Items from an interface collection:
____________
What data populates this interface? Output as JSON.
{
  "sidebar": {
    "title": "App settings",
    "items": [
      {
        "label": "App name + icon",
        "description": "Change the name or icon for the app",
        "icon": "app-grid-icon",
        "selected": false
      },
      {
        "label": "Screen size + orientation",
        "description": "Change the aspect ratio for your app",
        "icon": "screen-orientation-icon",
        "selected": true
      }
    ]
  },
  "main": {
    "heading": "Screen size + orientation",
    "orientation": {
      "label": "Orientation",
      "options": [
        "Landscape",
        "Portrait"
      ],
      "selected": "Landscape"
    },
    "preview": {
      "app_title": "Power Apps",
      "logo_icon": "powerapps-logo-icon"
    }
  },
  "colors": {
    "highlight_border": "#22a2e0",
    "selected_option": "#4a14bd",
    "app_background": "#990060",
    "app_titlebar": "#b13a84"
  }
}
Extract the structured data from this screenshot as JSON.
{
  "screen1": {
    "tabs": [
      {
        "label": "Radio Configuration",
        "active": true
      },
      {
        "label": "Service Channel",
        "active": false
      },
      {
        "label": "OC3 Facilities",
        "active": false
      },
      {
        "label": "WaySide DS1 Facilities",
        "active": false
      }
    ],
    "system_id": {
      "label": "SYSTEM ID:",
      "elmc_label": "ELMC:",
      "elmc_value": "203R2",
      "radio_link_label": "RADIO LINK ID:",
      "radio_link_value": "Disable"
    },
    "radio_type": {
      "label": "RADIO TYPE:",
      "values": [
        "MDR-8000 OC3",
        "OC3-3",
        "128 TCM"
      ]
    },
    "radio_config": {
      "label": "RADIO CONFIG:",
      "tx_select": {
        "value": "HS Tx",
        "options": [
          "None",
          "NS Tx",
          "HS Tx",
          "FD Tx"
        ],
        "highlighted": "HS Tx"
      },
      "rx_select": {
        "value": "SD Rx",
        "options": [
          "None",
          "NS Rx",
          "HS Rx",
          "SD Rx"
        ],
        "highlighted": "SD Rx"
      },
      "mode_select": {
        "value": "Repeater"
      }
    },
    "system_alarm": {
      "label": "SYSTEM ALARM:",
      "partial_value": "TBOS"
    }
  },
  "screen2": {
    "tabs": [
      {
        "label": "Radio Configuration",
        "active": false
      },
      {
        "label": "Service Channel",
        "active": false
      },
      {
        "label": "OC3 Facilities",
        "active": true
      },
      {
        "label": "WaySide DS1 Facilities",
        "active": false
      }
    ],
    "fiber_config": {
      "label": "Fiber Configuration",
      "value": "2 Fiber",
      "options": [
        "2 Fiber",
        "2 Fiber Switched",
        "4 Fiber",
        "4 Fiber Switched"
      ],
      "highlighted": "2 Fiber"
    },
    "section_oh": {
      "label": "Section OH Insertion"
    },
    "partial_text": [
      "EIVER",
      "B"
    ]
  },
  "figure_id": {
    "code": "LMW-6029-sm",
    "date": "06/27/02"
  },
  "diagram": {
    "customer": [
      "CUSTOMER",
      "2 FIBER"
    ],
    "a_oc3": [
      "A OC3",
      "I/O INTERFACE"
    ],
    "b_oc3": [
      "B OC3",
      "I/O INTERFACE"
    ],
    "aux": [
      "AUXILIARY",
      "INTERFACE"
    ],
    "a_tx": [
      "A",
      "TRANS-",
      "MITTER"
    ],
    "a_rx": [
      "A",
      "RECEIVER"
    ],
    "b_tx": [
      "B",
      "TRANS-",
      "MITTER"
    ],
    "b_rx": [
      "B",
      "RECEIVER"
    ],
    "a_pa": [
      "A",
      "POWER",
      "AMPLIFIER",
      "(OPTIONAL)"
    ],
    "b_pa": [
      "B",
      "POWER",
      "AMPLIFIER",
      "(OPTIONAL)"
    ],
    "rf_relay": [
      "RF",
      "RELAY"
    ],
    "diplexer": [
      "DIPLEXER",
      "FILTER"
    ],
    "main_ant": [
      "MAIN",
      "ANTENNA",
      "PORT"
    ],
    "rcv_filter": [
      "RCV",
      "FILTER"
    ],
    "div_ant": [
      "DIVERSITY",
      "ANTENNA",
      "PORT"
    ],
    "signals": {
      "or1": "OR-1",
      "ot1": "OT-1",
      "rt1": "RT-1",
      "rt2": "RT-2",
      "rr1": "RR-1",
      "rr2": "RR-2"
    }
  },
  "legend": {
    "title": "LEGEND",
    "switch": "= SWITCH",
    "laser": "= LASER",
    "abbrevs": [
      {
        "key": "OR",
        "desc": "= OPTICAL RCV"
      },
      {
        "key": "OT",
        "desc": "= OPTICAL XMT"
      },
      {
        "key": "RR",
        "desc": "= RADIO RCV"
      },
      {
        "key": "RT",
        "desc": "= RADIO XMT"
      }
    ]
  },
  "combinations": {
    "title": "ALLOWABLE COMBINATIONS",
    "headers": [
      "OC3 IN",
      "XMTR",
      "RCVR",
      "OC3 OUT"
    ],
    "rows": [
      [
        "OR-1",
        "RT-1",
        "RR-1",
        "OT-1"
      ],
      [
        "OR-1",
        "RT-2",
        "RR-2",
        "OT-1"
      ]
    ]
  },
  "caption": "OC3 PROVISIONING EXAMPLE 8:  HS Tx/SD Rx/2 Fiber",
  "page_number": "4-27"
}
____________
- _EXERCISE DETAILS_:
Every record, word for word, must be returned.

- _RESULT OF THIS TASK_:
What data populates this interface? Output as JSON.
{
  "sidebar": {
    "title": "App settings",
    "items": [
      {
        "label": "App name + icon",
        "description": "Change the name or icon for the app",
        "icon": "app-grid-icon",
        "selected": false
      },
      {
        "label": "Screen size + orientation",
        "description": "Change the aspect ratio for your app",
        "icon": "screen-orientation-icon",
        "selected": true
      }
    ]
  },
  "main": {
    "heading": "Screen size + orientation",
    "orientation": {
      "label": "Orientation",
      "options": [
        "Landscape",
        "Portrait"
      ],
      "selected": "Landscape"
    },
    "preview": {
      "app_title": "Power Apps",
      "logo_icon": "powerapps-logo-icon"
    }
  },
  "colors": {
    "highlight_border": "#22a2e0",
    "selected_option": "#4a14bd",
    "app_background": "#990060",
    "app_titlebar": "#b13a84"
  }
}
Extract the structured data from this screenshot as JSON.
{
  "screen1": {
    "tabs": [
      {
        "label": "Radio Configuration",
        "active": true
      },
      {
        "label": "Service Channel",
        "active": false
      },
      {
        "label": "OC3 Facilities",
        "active": false
      },
      {
        "label": "WaySide DS1 Facilities",
        "active": false
      }
    ],
    "system_id": {
      "label": "SYSTEM ID:",
      "elmc_label": "ELMC:",
      "elmc_value": "203R2",
      "radio_link_label": "RADIO LINK ID:",
      "radio_link_value": "Disable"
    },
    "radio_type": {
      "label": "RADIO TYPE:",
      "values": [
        "MDR-8000 OC3",
        "OC3-3",
        "128 TCM"
      ]
    },
    "radio_config": {
      "label": "RADIO CONFIG:",
      "tx_select": {
        "value": "HS Tx",
        "options": [
          "None",
          "NS Tx",
          "HS Tx",
          "FD Tx"
        ],
        "highlighted": "HS Tx"
      },
      "rx_select": {
        "value": "SD Rx",
        "options": [
          "None",
          "NS Rx",
          "HS Rx",
          "SD Rx"
        ],
        "highlighted": "SD Rx"
      },
      "mode_select": {
        "value": "Repeater"
      }
    },
    "system_alarm": {
      "label": "SYSTEM ALARM:",
      "partial_value": "TBOS"
    }
  },
  "screen2": {
    "tabs": [
      {
        "label": "Radio Configuration",
        "active": false
      },
      {
        "label": "Service Channel",
        "active": false
      },
      {
        "label": "OC3 Facilities",
        "active": true
      },
      {
        "label": "WaySide DS1 Facilities",
        "active": false
      }
    ],
    "fiber_config": {
      "label": "Fiber Configuration",
      "value": "2 Fiber",
      "options": [
        "2 Fiber",
        "2 Fiber Switched",
        "4 Fiber",
        "4 Fiber Switched"
      ],
      "highlighted": "2 Fiber"
    },
    "section_oh": {
      "label": "Section OH Insertion"
    },
    "partial_text": [
      "EIVER",
      "B"
    ]
  },
  "figure_id": {
    "code": "LMW-6029-sm",
    "date": "06/27/02"
  },
  "diagram": {
    "customer": [
      "CUSTOMER",
      "2 FIBER"
    ],
    "a_oc3": [
      "A OC3",
      "I/O INTERFACE"
    ],
    "b_oc3": [
      "B OC3",
      "I/O INTERFACE"
    ],
    "aux": [
      "AUXILIARY",
      "INTERFACE"
    ],
    "a_tx": [
      "A",
      "TRANS-",
      "MITTER"
    ],
    "a_rx": [
      "A",
      "RECEIVER"
    ],
    "b_tx": [
      "B",
      "TRANS-",
      "MITTER"
    ],
    "b_rx": [
      "B",
      "RECEIVER"
    ],
    "a_pa": [
      "A",
      "POWER",
      "AMPLIFIER",
      "(OPTIONAL)"
    ],
    "b_pa": [
      "B",
      "POWER",
      "AMPLIFIER",
      "(OPTIONAL)"
    ],
    "rf_relay": [
      "RF",
      "RELAY"
    ],
    "diplexer": [
      "DIPLEXER",
      "FILTER"
    ],
    "main_ant": [
      "MAIN",
      "ANTENNA",
      "PORT"
    ],
    "rcv_filter": [
      "RCV",
      "FILTER"
    ],
    "div_ant": [
      "DIVERSITY",
      "ANTENNA",
      "PORT"
    ],
    "signals": {
      "or1": "OR-1",
      "ot1": "OT-1",
      "rt1": "RT-1",
      "rt2": "RT-2",
      "rr1": "RR-1",
      "rr2": "RR-2"
    }
  },
  "legend": {
    "title": "LEGEND",
    "switch": "= SWITCH",
    "laser": "= LASER",
    "abbrevs": [
      {
        "key": "OR",
        "desc": "= OPTICAL RCV"
      },
      {
        "key": "OT",
        "desc": "= OPTICAL XMT"
      },
      {
        "key": "RR",
        "desc": "= RADIO RCV"
      },
      {
        "key": "RT",
        "desc": "= RADIO XMT"
      }
    ]
  },
  "combinations": {
    "title": "ALLOWABLE COMBINATIONS",
    "headers": [
      "OC3 IN",
      "XMTR",
      "RCVR",
      "OC3 OUT"
    ],
    "rows": [
      [
        "OR-1",
        "RT-1",
        "RR-1",
        "OT-1"
      ],
      [
        "OR-1",
        "RT-2",
        "RR-2",
        "OT-1"
      ]
    ]
  },
  "caption": "OC3 PROVISIONING EXAMPLE 8:  HS Tx/SD Rx/2 Fiber",
  "page_number": "4-27"
}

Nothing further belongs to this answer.